Join getAbstract to access the summary!

Getting to Yes

Join getAbstract to access the summary!

Getting to Yes

Negotiating Agreement Without Giving In

Penguin,

15 min read
10 take-aways
Audio & text

What's inside?

Negotiate positions, not people; be fair, amicable and objective. Or if that doesn’t work, get tough (but not ugly).

Editorial Rating

9

Qualities

  • Innovative
  • Applicable

Recommendation

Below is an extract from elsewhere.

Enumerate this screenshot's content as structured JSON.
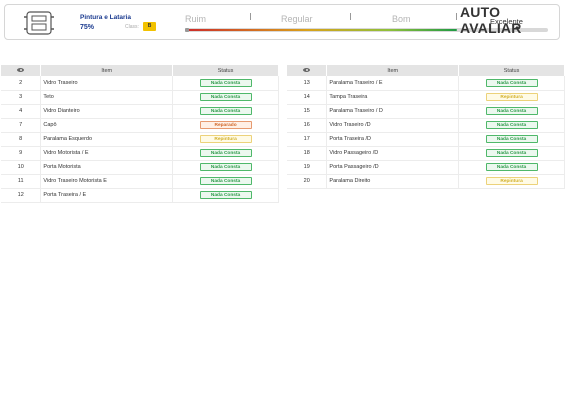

Authors Roger Fisher, William L. Ury and Bruce M. Patton offer a seminal step-by-step guide to negotiating effectively. The authors use anecdotal examples to illustrate both positive and negative negotiating techniques. They believe that, with principled negotiation, both parties can reach an agreement in an amicable and efficient manner. Principled negotiation is based on the belief that when each side comes to understand the interests of the other, they can jointly create options that are mutually advantageous, resulting in a wise settlement. This classic text is easy to understand, and you can implement its techniques immediately. You can’t ask for more than that.

Summary

Judging Negotiation Styles: Hard vs. Soft

The most common form of negotiation involves successively taking on and giving up positions. The two sides bargain over positions and lock themselves into their individual stances. In its standard form, this kind of positional bargaining requires many separate decisions (what to offer, what to reject, how big a concession to make). The process is difficult and tedious. Tactics such as stonewalling or threatening to walk out become common. Positional bargaining increases the time and cost of reaching an agreement and the risk that none will be produced at all. The contest of wills strains and shatters relationships. Bitter feelings may last a lifetime.

Many people recognize the risk of hard positional bargaining and take a softer approach. They treat the other side as friends and emphasize agreement as their goal, rather than victory. It is standard to make offers and concessions, to be amiable and trust the other side, and to yield to avoid confrontation. Much negotiating within families and among friends takes place this way. This is efficient in producing agreements quickly, but the agreements may not be wise ones that take...

About the Authors

Roger Fisher teaches negotiation at Harvard Law School and is director of the Harvard Negotiation Project. He was the originator and executive editor of the award-winning television series, The Advocates. He consults through Conflict Management, Inc., and the Conflict Management Group of Cambridge, Massachusetts. William L. Ury is the author of Getting Past No: Negotiating Your Way from Confrontation to Cooperation. Bruce M. Patton is a co-author of Difficult Conversations: How to Discuss What Matters Most.


Comment on this summary

  • Avatar
  • Avatar
    V. B. 11 months ago
    BATNA is a good stretegy and should be applied sincerly. In relashionship conflicts, the more you think to benefit other, better it is. Saving relationship is more impotant than winning either in argument or in monetary terms. Try to find WIN WIN formula where all stakeholders get some thing. Do not be selfish and just do not think and do not try to get what think is best suited to you. Author should have added examples/case studies to prove his ideas/concepts. Do not allow ego to control you or your decisions. Also, in angry mood, just avoid any settelemnt/discussion. Use we in place of I as far as possible. Show the benfits of your proposal, which other party can have. Give reasobale time to other party to think with cool mond before aggeeing, and avoid to force your decision/views. Record main points of discussions and use these in subsequent meetings to arrive at settlement quickly and to avid undue confusion. Maitain a coordial and helping attitude as far as possible. If matter is complex, better write down the problem/conflict, read it to all concerned and then try to solve.
  • Avatar
    R. B. 4 years ago
    Know your BATNA: Those who pursue soft, friendly positional bargaining are vulnerable to a negotiator who plays hard. If you do not think carefully about your BATNA, you are negotiating with your eyes closed.
  • Avatar
    D. B. 10 years ago
    Any of the Fisher and Ury books on Negotiation are gold. I always remember:'.. first be able to present the other sides position to their satisfaction.'